Exercise aim: Each line below containing the word "bytes" needs to be shown.

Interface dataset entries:
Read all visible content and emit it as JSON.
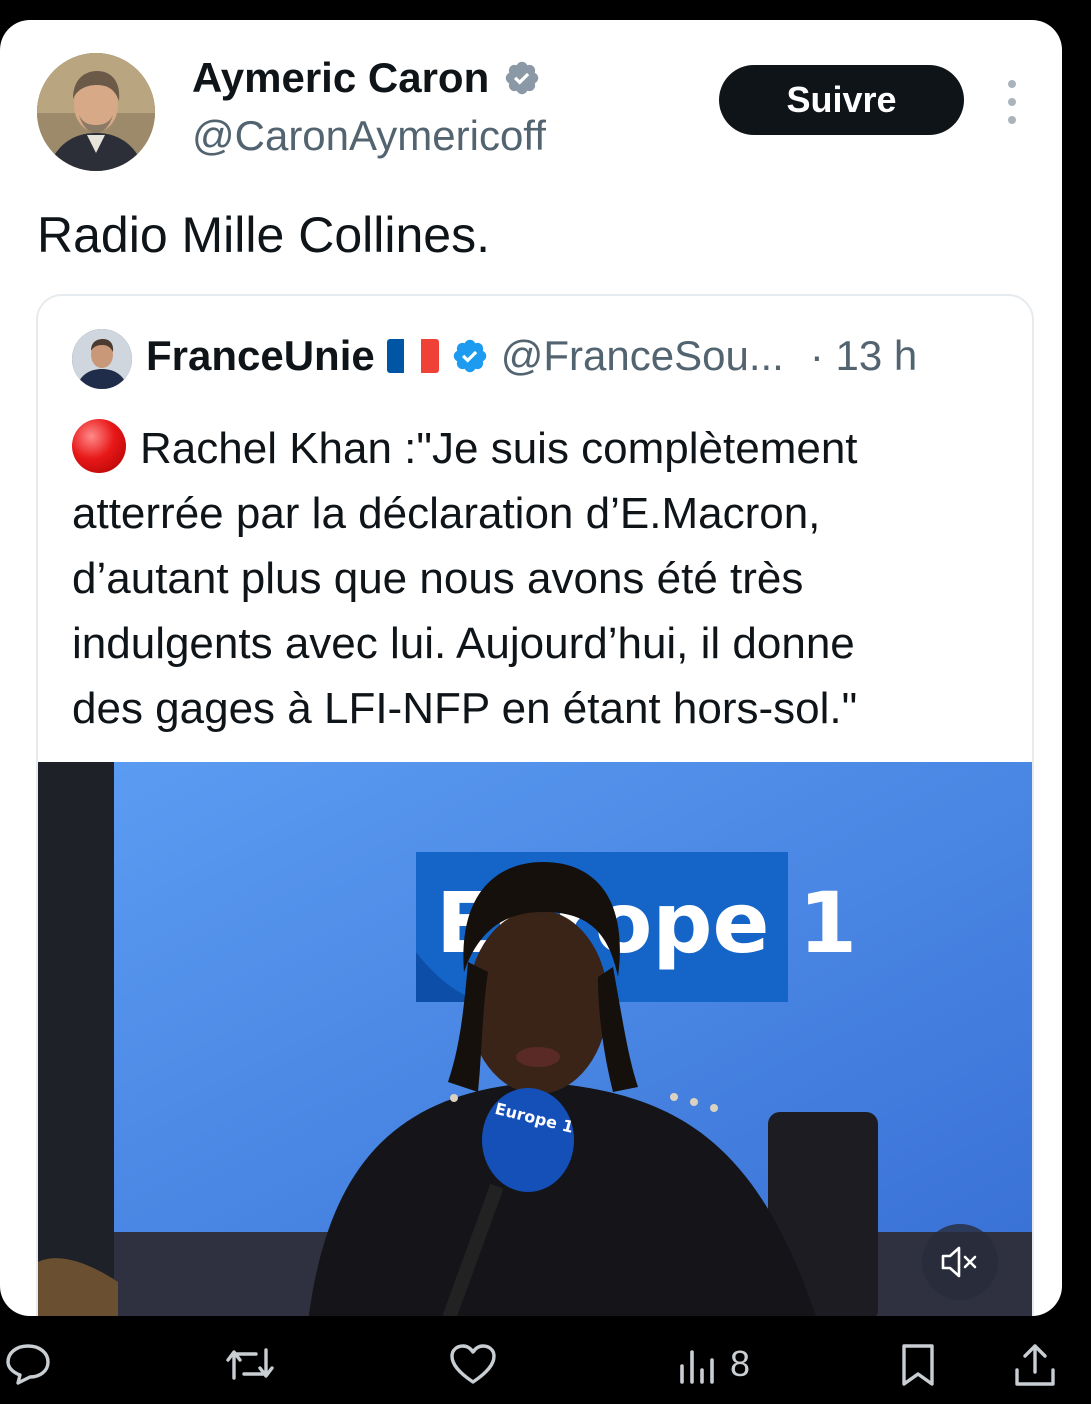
{
  "tweet": {
    "author_name": "Aymeric Caron",
    "author_handle": "@CaronAymericoff",
    "follow_label": "Suivre",
    "text": "Radio Mille Collines."
  },
  "quoted": {
    "name": "FranceUnie",
    "handle": "@FranceSou...",
    "time": "· 13 h",
    "lines": [
      "Rachel Khan :\"Je suis complètement",
      "atterrée par la déclaration d’E.Macron,",
      "d’autant plus que nous avons été très",
      "indulgents avec lui. Aujourd’hui, il donne",
      "des gages à LFI-NFP en étant hors-sol.\""
    ],
    "media_logo_text": "Europe 1",
    "mic_logo_text": "Europe 1"
  },
  "actions": {
    "views_count": "8"
  },
  "colors": {
    "verified": "#1d9bf0",
    "follow_bg": "#0f1419",
    "flag": [
      "#0055a4",
      "#ffffff",
      "#ef4135"
    ],
    "studio_blue": "#4a8bea"
  },
  "icons": [
    "verified-badge-icon",
    "more-options-icon",
    "red-circle-emoji",
    "france-flag-icon",
    "mute-icon",
    "reply-icon",
    "repost-icon",
    "like-icon",
    "views-icon",
    "bookmark-icon",
    "share-icon"
  ]
}
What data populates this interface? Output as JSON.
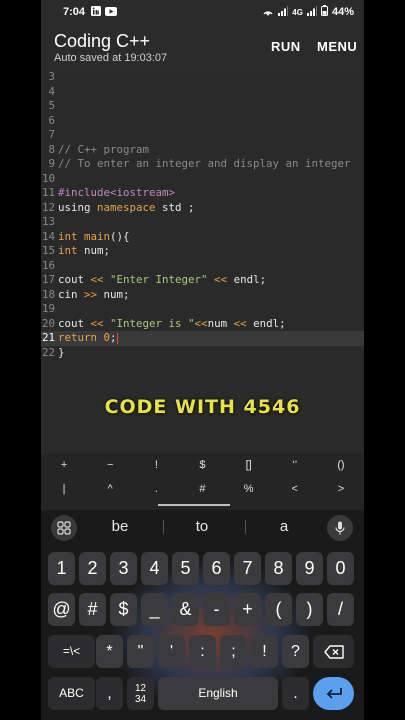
{
  "status": {
    "time": "7:04",
    "icons": [
      "linkedin-icon",
      "youtube-icon"
    ],
    "right_icons": [
      "hotspot-icon",
      "signal-icon",
      "network-4g-icon",
      "signal-icon-2",
      "battery-icon"
    ],
    "network": "4G",
    "battery": "44%"
  },
  "toolbar": {
    "title": "Coding C++",
    "subtitle": "Auto saved at 19:03:07",
    "run_label": "RUN",
    "menu_label": "MENU"
  },
  "editor": {
    "line_numbers": [
      "3",
      "4",
      "5",
      "6",
      "7",
      "8",
      "9",
      "10",
      "11",
      "12",
      "13",
      "14",
      "15",
      "16",
      "17",
      "18",
      "19",
      "20",
      "21",
      "22"
    ],
    "comment1": "// C++ program",
    "comment2": "// To enter an integer and display an integer",
    "l11_pre": "#include<iostream>",
    "l12_a": "using ",
    "l12_kw": "namespace",
    "l12_b": " std ;",
    "l14_kw": "int",
    "l14_fn": " main",
    "l14_b": "(){",
    "l15_kw": "int",
    "l15_b": " num;",
    "l17_a": "cout ",
    "l17_op1": "<<",
    "l17_str": " \"Enter Integer\" ",
    "l17_op2": "<<",
    "l17_b": " endl;",
    "l18_a": "cin ",
    "l18_op": ">>",
    "l18_b": " num;",
    "l20_a": "cout ",
    "l20_op1": "<<",
    "l20_str": " \"Integer is \"",
    "l20_op2": "<<",
    "l20_b": "num ",
    "l20_op3": "<<",
    "l20_c": " endl;",
    "l21_kw": "return",
    "l21_num": " 0",
    "l21_b": ";",
    "l22": "}",
    "watermark": "CODE WITH 4546"
  },
  "symbols": {
    "row1": [
      "+",
      "−",
      "!",
      "$",
      "[]",
      "‘’",
      "()"
    ],
    "row2": [
      "|",
      "^",
      ".",
      "#",
      "%",
      "<",
      ">"
    ]
  },
  "keyboard": {
    "suggestions": [
      "be",
      "to",
      "a"
    ],
    "row1": [
      "1",
      "2",
      "3",
      "4",
      "5",
      "6",
      "7",
      "8",
      "9",
      "0"
    ],
    "row2": [
      "@",
      "#",
      "$",
      "_",
      "&",
      "-",
      "+",
      "(",
      ")",
      "/"
    ],
    "row3_shift": "=\\<",
    "row3": [
      "*",
      "\"",
      "'",
      ":",
      ";",
      "!",
      "?"
    ],
    "abc": "ABC",
    "comma": ",",
    "numpad_label": "12\n34",
    "space_label": "English",
    "period": "."
  },
  "colors": {
    "comment": "#8a8a8a",
    "keyword": "#e8a24a",
    "string": "#a8c97a",
    "enter_key": "#5aa0ee",
    "watermark": "#e6e24a"
  }
}
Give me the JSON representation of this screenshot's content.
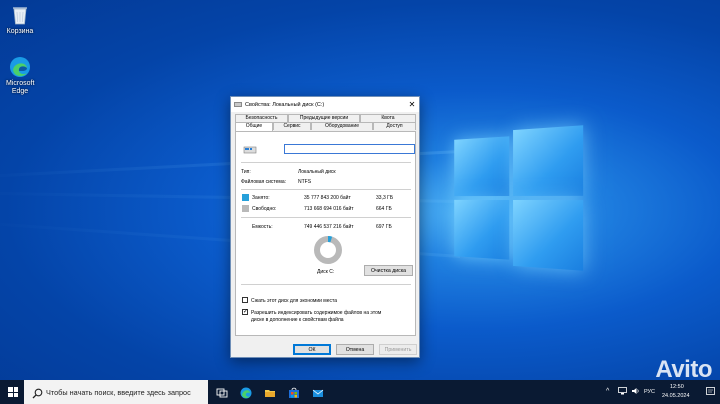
{
  "desktop": {
    "icons": [
      {
        "label": "Корзина"
      },
      {
        "label": "Microsoft Edge"
      }
    ]
  },
  "dialog": {
    "title": "Свойства: Локальный диск (C:)",
    "tabs_row1": [
      "Безопасность",
      "Предыдущие версии",
      "Квота"
    ],
    "tabs_row2": [
      "Общие",
      "Сервис",
      "Оборудование",
      "Доступ"
    ],
    "active_tab": "Общие",
    "drive_name_value": "",
    "type_label": "Тип:",
    "type_value": "Локальный диск",
    "fs_label": "Файловая система:",
    "fs_value": "NTFS",
    "used": {
      "label": "Занято:",
      "bytes": "35 777 843 200 байт",
      "size": "33,3 ГБ",
      "color": "#26a0da"
    },
    "free": {
      "label": "Свободно:",
      "bytes": "713 668 694 016 байт",
      "size": "664 ГБ",
      "color": "#b9b9b9"
    },
    "capacity": {
      "label": "Емкость:",
      "bytes": "749 446 537 216 байт",
      "size": "697 ГБ"
    },
    "used_fraction": 0.048,
    "disk_label": "Диск C:",
    "cleanup_button": "Очистка диска",
    "compress_label": "Сжать этот диск для экономии места",
    "compress_checked": false,
    "index_label_line1": "Разрешить индексировать содержимое файлов на этом",
    "index_label_line2": "диске в дополнение к свойствам файла",
    "index_checked": true,
    "ok_button": "ОК",
    "cancel_button": "Отмена",
    "apply_button": "Применить"
  },
  "taskbar": {
    "search_placeholder": "Чтобы начать поиск, введите здесь запрос",
    "language": "РУС",
    "time": "12:50",
    "date": "24.05.2024"
  },
  "watermark": "Avito"
}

Exercise result:
      "bytes": "35 777 843 200 байт",
      "bytes": "713 668 694 016 байт",
      "bytes": "749 446 537 216 байт",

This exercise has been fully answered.